Mr Antony is popular with the army
The 68-year-old is known for his clean image. According to reports, he would cancel defence contracts at the whiff of controversy. Analysts say during his tenure, violence in Kashmir reduced considerably and his policies have made him popular with the army.
As defence minister, he toured most forward areas including the Siachen glacier - often described as the highest battlefield in the world - and came up with measures to improve the living conditions of soldiers.
But critics say he delayed the purchase of equipment for the armed forces, affecting their battlefield capability.
SHARAD PAWAR, agriculture minister
Sharad Pawar leads the Nationalist Congress Party. He is one of the few politicians with support from parties across regions and ideologies. He was brought into the Congress party by former PM Rajiv Gandhi.

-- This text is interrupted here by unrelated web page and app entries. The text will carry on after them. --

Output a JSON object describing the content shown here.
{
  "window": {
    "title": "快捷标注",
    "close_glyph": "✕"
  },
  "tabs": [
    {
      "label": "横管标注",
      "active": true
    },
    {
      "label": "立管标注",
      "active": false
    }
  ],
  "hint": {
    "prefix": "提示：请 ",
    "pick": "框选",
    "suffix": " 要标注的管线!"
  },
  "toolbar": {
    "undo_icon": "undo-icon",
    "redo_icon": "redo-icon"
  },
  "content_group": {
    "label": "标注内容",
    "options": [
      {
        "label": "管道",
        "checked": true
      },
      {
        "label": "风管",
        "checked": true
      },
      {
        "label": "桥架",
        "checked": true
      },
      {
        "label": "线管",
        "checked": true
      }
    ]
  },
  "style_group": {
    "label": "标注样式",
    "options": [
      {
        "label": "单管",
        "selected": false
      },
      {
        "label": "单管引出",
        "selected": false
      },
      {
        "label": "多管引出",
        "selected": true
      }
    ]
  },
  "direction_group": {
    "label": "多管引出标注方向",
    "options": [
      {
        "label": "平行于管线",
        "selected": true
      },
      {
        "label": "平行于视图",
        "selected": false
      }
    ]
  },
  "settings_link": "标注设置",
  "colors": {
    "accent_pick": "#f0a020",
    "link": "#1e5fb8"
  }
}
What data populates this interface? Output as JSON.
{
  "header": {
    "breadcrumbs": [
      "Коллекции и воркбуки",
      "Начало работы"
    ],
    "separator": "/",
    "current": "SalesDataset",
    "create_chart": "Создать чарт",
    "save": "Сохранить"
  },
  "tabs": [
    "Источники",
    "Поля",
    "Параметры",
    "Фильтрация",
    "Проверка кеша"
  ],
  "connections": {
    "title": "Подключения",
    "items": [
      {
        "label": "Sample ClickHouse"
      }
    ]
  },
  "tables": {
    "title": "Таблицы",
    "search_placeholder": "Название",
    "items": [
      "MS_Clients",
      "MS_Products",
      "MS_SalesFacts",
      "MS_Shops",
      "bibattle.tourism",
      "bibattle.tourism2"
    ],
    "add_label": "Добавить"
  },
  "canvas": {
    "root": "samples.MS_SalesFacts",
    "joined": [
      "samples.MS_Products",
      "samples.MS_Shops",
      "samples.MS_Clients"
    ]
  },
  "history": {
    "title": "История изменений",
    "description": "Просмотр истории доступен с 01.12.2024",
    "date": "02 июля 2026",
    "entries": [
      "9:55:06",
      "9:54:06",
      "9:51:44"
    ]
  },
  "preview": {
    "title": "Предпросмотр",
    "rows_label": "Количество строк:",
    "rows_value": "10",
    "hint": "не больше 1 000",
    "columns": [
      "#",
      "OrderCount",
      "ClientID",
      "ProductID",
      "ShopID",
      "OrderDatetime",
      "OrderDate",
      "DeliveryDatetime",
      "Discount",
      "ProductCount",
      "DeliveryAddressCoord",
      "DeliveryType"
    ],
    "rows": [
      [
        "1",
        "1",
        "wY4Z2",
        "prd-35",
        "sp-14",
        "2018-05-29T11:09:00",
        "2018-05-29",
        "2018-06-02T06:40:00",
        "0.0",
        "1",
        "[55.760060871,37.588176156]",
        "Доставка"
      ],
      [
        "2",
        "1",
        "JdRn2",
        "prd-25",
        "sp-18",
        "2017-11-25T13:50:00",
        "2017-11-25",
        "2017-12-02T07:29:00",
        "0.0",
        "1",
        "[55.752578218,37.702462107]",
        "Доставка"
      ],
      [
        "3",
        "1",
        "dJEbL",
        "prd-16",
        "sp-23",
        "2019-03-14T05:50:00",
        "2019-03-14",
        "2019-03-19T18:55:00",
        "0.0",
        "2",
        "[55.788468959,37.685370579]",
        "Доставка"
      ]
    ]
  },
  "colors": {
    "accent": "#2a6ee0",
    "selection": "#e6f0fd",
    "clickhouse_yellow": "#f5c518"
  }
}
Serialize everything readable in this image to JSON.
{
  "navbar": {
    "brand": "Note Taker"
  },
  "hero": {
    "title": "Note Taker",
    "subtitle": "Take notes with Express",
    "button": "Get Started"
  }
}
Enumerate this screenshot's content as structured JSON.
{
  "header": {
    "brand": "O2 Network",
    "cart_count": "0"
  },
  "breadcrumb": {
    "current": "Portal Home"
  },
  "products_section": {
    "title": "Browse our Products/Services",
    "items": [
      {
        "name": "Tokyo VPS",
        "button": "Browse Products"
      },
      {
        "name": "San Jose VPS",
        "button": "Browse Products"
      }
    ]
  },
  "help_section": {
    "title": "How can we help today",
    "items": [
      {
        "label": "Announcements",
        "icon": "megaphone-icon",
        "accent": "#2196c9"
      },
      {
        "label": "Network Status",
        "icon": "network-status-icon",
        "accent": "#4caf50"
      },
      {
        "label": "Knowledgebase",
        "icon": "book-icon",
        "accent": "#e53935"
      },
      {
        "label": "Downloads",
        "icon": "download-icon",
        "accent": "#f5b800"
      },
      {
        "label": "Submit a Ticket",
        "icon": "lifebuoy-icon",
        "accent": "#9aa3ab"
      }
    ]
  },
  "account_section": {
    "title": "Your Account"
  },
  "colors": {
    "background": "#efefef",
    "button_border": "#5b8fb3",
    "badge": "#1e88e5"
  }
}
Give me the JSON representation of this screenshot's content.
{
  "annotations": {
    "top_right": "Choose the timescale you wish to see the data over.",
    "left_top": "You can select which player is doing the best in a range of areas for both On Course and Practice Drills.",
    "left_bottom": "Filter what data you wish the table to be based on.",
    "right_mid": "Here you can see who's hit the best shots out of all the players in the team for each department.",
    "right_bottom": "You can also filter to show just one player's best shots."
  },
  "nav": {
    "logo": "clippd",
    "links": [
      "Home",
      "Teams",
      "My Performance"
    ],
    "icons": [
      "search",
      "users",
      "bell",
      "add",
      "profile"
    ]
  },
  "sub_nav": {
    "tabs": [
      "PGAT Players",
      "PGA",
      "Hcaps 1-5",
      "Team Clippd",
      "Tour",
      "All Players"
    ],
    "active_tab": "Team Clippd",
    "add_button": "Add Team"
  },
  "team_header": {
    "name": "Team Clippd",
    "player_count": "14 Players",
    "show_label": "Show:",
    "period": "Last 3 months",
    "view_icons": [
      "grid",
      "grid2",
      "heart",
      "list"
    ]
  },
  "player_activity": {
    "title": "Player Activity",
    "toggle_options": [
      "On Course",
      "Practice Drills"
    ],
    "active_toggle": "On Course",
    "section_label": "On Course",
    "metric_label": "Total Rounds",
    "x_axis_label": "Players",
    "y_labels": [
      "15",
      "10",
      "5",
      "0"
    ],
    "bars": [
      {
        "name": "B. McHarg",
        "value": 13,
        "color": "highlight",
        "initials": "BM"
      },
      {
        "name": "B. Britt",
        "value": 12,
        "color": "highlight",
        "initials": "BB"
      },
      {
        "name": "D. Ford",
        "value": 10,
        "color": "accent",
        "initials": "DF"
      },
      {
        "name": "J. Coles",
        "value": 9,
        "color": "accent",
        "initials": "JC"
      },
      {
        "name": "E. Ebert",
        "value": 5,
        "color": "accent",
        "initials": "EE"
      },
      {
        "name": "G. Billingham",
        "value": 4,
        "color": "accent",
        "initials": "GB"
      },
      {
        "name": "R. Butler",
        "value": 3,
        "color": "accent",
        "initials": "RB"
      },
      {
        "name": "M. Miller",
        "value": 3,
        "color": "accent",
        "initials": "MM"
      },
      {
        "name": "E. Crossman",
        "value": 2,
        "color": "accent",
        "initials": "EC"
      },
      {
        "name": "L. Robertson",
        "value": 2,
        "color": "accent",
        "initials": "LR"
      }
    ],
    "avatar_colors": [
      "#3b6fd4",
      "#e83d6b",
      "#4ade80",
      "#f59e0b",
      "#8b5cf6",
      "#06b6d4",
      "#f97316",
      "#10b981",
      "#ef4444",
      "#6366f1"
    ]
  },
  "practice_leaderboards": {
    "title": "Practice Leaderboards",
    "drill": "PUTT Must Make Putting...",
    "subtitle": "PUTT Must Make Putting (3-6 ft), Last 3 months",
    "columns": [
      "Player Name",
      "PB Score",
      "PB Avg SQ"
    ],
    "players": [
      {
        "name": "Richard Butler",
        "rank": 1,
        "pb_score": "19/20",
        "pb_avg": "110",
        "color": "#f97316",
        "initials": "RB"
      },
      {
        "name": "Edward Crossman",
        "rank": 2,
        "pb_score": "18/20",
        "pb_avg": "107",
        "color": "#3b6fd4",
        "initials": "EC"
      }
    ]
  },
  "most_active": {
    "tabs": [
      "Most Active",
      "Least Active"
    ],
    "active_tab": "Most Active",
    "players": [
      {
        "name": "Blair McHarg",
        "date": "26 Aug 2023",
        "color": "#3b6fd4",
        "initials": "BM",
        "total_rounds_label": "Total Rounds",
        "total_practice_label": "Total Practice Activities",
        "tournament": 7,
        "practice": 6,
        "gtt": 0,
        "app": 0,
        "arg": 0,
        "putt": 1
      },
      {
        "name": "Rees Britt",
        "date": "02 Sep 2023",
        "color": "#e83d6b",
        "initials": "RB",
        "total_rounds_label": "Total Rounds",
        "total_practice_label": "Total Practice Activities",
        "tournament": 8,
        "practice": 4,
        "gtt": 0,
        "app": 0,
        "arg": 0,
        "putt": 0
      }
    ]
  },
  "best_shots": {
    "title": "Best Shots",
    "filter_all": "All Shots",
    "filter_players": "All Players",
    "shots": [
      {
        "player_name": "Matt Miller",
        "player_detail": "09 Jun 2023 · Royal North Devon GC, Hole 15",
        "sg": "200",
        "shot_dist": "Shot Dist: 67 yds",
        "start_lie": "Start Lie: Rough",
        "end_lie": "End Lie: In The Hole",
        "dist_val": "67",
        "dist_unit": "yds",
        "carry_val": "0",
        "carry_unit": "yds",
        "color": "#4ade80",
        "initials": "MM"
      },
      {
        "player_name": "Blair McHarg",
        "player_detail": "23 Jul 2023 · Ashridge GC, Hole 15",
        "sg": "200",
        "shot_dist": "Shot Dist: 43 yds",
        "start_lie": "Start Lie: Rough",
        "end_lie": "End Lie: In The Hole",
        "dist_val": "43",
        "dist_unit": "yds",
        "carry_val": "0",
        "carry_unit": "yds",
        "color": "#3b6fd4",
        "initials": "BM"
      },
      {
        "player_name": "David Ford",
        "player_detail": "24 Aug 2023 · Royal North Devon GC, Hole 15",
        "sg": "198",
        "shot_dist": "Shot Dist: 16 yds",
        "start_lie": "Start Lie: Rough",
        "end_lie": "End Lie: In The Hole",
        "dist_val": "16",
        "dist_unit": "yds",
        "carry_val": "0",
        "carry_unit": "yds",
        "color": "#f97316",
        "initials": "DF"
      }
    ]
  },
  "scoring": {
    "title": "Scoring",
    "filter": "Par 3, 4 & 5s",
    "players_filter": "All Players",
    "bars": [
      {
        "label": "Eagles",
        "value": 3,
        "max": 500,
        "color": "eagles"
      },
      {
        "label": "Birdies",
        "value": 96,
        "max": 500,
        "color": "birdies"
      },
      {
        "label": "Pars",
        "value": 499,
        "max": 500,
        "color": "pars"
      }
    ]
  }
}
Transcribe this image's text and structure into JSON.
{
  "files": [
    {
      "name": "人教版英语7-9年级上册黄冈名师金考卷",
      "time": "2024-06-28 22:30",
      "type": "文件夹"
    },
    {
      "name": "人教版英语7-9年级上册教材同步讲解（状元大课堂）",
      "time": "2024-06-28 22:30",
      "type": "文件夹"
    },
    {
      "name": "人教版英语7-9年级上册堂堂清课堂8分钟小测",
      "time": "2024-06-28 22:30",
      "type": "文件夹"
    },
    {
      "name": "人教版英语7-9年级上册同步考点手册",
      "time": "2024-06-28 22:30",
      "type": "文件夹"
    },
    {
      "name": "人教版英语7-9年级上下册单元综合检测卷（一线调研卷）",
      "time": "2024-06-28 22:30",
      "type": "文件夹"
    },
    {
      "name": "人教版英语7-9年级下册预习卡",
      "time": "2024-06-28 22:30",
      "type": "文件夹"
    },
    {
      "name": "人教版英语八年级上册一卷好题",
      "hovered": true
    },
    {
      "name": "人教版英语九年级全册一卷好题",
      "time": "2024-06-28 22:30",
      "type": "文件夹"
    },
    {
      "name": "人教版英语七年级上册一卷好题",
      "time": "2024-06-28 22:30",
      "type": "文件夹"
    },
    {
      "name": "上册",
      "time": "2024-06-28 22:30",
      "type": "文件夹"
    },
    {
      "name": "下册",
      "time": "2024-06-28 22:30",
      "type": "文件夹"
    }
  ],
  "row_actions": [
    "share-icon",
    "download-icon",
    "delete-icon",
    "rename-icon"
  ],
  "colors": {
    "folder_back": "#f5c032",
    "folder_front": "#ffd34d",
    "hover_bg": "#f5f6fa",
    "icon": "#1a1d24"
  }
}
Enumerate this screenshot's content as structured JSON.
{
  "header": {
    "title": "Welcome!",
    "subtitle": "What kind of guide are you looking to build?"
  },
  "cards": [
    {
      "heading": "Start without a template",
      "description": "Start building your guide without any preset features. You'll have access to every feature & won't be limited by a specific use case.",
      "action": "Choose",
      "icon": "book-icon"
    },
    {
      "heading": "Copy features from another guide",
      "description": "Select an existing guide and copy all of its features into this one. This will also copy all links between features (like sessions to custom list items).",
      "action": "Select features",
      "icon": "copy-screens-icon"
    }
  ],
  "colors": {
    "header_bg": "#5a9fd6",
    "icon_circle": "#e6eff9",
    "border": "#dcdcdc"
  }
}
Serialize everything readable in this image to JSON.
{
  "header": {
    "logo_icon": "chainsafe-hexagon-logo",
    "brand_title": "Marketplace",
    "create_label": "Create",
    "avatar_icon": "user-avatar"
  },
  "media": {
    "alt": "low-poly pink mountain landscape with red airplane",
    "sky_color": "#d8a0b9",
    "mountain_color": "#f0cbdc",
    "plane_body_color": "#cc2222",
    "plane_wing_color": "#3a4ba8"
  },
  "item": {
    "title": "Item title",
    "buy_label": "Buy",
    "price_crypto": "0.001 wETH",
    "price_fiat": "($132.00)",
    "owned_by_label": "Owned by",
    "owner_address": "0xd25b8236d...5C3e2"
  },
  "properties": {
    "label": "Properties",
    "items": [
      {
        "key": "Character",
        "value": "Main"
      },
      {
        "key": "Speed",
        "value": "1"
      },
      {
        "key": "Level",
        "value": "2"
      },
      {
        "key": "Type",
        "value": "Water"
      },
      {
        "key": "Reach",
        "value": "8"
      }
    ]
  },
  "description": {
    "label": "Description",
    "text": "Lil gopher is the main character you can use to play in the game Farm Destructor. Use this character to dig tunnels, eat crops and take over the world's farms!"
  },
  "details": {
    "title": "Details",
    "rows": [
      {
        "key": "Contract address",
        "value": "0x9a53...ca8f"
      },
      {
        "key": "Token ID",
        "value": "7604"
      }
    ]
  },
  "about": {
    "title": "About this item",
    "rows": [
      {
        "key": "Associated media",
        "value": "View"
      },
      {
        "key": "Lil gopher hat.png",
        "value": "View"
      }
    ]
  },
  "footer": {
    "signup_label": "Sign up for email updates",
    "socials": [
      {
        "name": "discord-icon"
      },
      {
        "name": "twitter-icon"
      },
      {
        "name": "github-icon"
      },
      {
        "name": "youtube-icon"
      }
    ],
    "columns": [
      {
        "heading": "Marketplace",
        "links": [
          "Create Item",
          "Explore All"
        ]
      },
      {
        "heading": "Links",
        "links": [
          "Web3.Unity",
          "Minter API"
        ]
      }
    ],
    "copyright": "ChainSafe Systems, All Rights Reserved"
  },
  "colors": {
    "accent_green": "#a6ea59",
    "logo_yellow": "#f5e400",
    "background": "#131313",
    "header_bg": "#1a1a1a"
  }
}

And in 1991, he became defence minister under Narasimha Rao.
Sharad Pawar - seen by many as ruthless and ambitious
In 1999, he split from Congress over Sonia Gandhi's Italian roots. But five years later he was back with his old ally, entering the governing United Progressive Alliance (UPA) on the eve of the 2004 polls.
Not trusted by many in India's political class, Mr Pawar is known to be ruthless and ambitious. As political parties negotiated ahead of the recent elections, Mr Pawar's supporters floated his name as a prime ministerial candidate. But with Congress getting a decisive mandate in the elections, Mr Pawar will have to content himself with a ministry for the moment.
MAMATA BANERJEE, railways minister
Will Mamata Banerjee give sleepless nights to Manmohan Singh? That's a question many in India are asking as the mercurial chief of the regional Trinamul Congress Party drives a hard bargain for ministerial posts for her 19 MPs.
Ms Banerjee has a reputation for being temperamental
Ms Banerjee's success is an indication of the waning popularity of the communists in the state of West Bengal. Exactly three years ago, her party seemed to be a spent political force and she was considered something of a "political oddball".
But in the past couple of years, she has steadily made inroads into the leftists' territory. She has led successful campaigns against the state government's initiative to acquire vast tracts of agricultural land in Singur and Nandigram in south Bengal for the car and chemicals industries respectively. Both projects were withdrawn in the face of resistance.
Taking up the issues of small farmers, Ms Banerjee became a cheerleader for Bengal's rural poor. However, her relationship with the Congress is expected to be stormy. Soon after the elections, she said she wanted early assembly elections in West Bengal, a demand Congress may not be able, or willing, to grant.